Mercury-ridden songbirds get an extra jolt during migration
Migration is hard on a songbird. It has a commute of thousands of miles—north or south, depending on the season—a journey that often includes a nonstop flight over the Gulf of Mexico or even along nearly the entire coastline of North and South America.
Evolution has equipped migratory birds with the physical characteristics necessary to make the long trips. But evolution almost never supplies a surplus and Dan Cristol says a successful migration is usually a chancy proposition for individual birds.
Cristol, a professor in William & Mary's Department of Biology, is one of the authors of a new paper that confirms an additional challenge for migratory birds, beyond the vicissitudes of weather, predators and the bad luck of running into a wind turbine or a window. The paper, "Mobilization of mercury from lean tissues during simulated migratory fasting in a model songbird," shows that birds that have ingested mercury get a surge of the neurotoxin when subjected to conditions similar to what they experience during migration.

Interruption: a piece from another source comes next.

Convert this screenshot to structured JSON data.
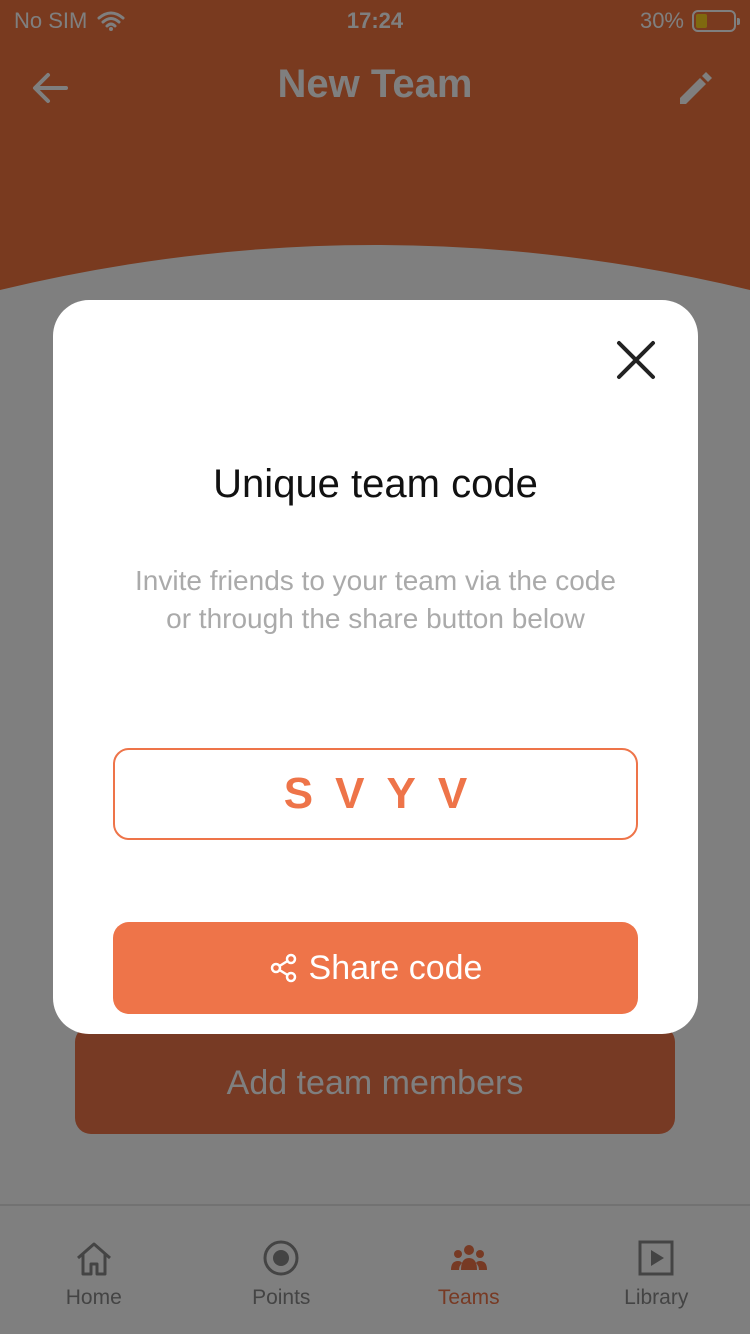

The paper was published in Scientific Reports, a peer-reviewed journal in the prestigious Nature Publishing Group. Cristol's co-authors on the paper are Alexander Gerson of the University of Massachusetts, Amherst, and Chad L. Seewagen of Great Hollow Nature Preserve and the environmental consulting firm AKRF.
Cristol and his co-authors used domestic zebra finches to model conditions of migration on songbirds. It is the latest in more than a dozen papers addressing effects of mercury on songbirds through a series of controlled studies using zebra finches as models.
"Each paper asks a completely different question," Cristol said. "For example, one is about whether mercury affects the immune system. Another is about whether it affects singing behavior. This one is about whether mercury levels might surge during migration."
The answer is, yes, they do. Cristol and his colleagues found that migration-like physical stress flushes accumulated mercury back into the bloodstream of birds. He explained that birds, like other living things, ingest mercury from various sources of environmental contaminants.
Bacteria change the chemistry of environmental mercury through a process called methylation. It's the methylated mercury that is really toxic, he noted.
When birds go without food, as they do during migration, they start metabolizing their own proteins, Cristol explained.
"That's a normal process during migration: You use up all your fat storage, then you start 'digesting' the very muscles that help you fly," he said.
Methylmercury has a chemical affinity to bind with muscles and protein, he added, and a bird arriving at its destination has typically metabolized a significant portion of its muscle tissue.
"And you end up releasing the mercury that you've stored in your muscle tissue back into the bloodstream all at once," Cristol said.
The blood-borne mercury inevitably finds its way to the bird's brain. The effects of the emancipated neurotoxin are unknown, but Cristol has some ideas. For one thing, the mercury could affect a bird's navigational abilities, causing it to get lost. It's also possible that a bird could arrive famished and in need of immediate replenishment, but so mercury-muddled that it just doesn't think to eat.
The zebra finch studies were conducted in William & Mary's aviary facilities. Dosed birds were subjected to a short fast, what Cristol called "a simulation of a very mild migration."
Some birds also were exercised, placed in a hamster-wheel like treadmill device. Birds that fasted and/or exercised showed markedly higher blood levels of mercury than a control group that did not fast. The higher mercury levels were right in line with the decrease in the birds' lean mass, measured in a truck mounted MRI unit in the aviary parking lot.
Cristol began the finch studies after studying effects of mercury on birds, particularly in the area near Waynesboro, Virginia, on the South River. The area was hit hard by industrial mercury pollution and he receives funding for his investigation from E.I. DuPont de Nemours and Co.
"Mercury is a neurotoxin and we've found that it profoundly affects the birds' ability to remember," Cristol explained. "In the field, birds have to remember where their nest was. They also have to remember where their food was yesterday, because it's probably going to be in the same place today."
The research in the Scientific Reports paper has serious implications for migrating birds.
Zebra finches are natives of Australia and Cristol says that in addition to being a mainstay in the pet-store trade, decades of domestication have made the birds an ideal passerine model for research. "Their genome has even been completely sequenced," Cristol said, adding that the finches are revealing secrets that would be impossible for scientists to obtain from birds in the wild.
"We thought the controlled studies were kind of like a check on what we find in the field. In the field, it's all correlational. These aviary studies let us show that there's actually cause and effect with the mercury," he said. "What we really want to do is to find out the main areas in which mercury affects this model songbird species that can be applied to the wild populations. And how much mercury it takes to cause a problem."
For instance, Cristol said that field studies that show birds living in high-mercury areas have low reproductive success led to a hypothesis that mercury was to blame.
"We can say that we think it's the mercury, but in the aviary we can dose birds with mercury, have a control group of birds that doesn't get mercury, and know for sure," he explained.